Bees swarmed the pitch in the middle of the 26th over, forcing players to momentarily hit the ground, then returned the next over, this time parking themselves very close to the pitch. One faction was even drawn by the Protea crest on Quinton de Kock's wicketkeeping helmet. Eventually, when it became clear the bees were not moving off, the players left the field and the ground staff set about trialling several bee-removal strategies.
At first they deployed a man with a stick. The groundsman approached one buzzing batch, decided his mode of attack would not work, and returned defeated. Fast bowler Chris Morris then seemed to come up with the idea of besieging the bees with a fire extinguisher. Two groundsmen carried this tactic out, but although it temporarily displaced the bees, they quickly amassed again and returned to their work near the pitch. A bucket filled with cola proved ineffective at capturing the insects as well.

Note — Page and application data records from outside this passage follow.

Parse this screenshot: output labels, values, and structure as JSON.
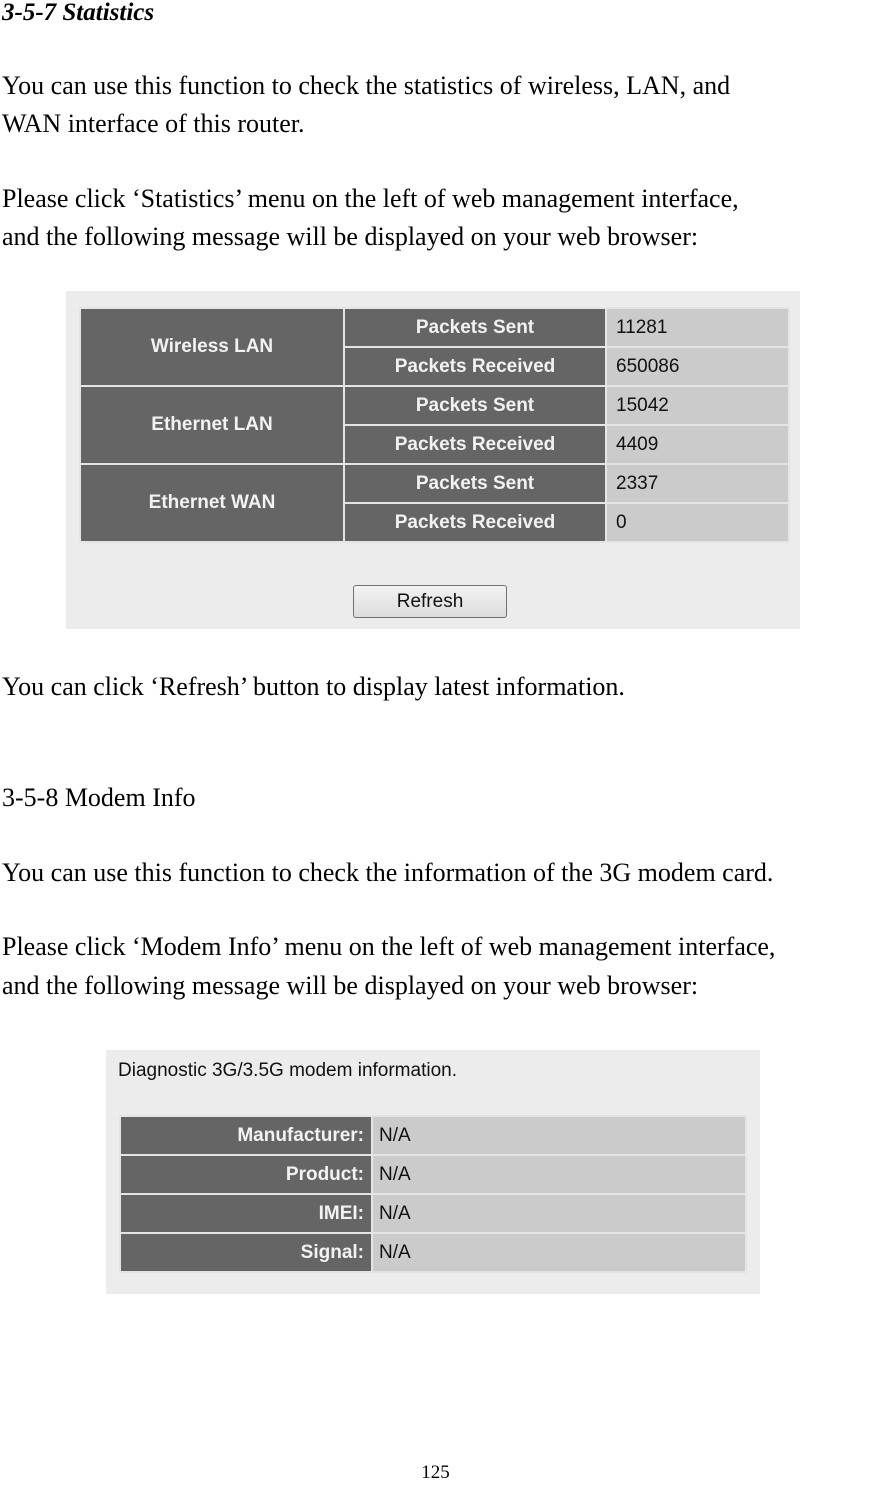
{
  "section_statistics": {
    "heading": "3-5-7 Statistics",
    "para1_line1": "You can use this function to check the statistics of wireless, LAN, and",
    "para1_line2": "WAN interface of this router.",
    "para2_line1": "Please click ‘Statistics’ menu on the left of web management interface,",
    "para2_line2": "and the following message will be displayed on your web browser:",
    "after_text": "You can click ‘Refresh’ button to display latest information."
  },
  "stats_panel": {
    "rows": [
      {
        "interface": "Wireless LAN",
        "metrics": [
          {
            "label": "Packets Sent",
            "value": "11281"
          },
          {
            "label": "Packets Received",
            "value": "650086"
          }
        ]
      },
      {
        "interface": "Ethernet LAN",
        "metrics": [
          {
            "label": "Packets Sent",
            "value": "15042"
          },
          {
            "label": "Packets Received",
            "value": "4409"
          }
        ]
      },
      {
        "interface": "Ethernet WAN",
        "metrics": [
          {
            "label": "Packets Sent",
            "value": "2337"
          },
          {
            "label": "Packets Received",
            "value": "0"
          }
        ]
      }
    ],
    "refresh_label": "Refresh"
  },
  "section_modem": {
    "heading": "3-5-8 Modem Info",
    "para1": "You can use this function to check the information of the 3G modem card.",
    "para2_line1": "Please click ‘Modem Info’ menu on the left of web management interface,",
    "para2_line2": "and the following message will be displayed on your web browser:"
  },
  "modem_panel": {
    "caption": "Diagnostic 3G/3.5G modem information.",
    "rows": [
      {
        "label": "Manufacturer:",
        "value": "N/A"
      },
      {
        "label": "Product:",
        "value": "N/A"
      },
      {
        "label": "IMEI:",
        "value": "N/A"
      },
      {
        "label": "Signal:",
        "value": "N/A"
      }
    ]
  },
  "page_number": "125"
}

Eventually a professional was summoned. One man lived out what must be the dreams of many aspiring beekeepers in South Africa, when he walked to the middle of a packed Wanderers stadium in his trademark baggy whites, nervelessly placed down his plastic box full of honeycomb, and masterfully opened up the lid. Before long he had ensnared his quarry, probably to wild cheers and fans offering to give him their numbers.
All up, the bees had spent about 65 minutes in the middle, which many noted, was more time than some Sri Lanka batsmen had managed.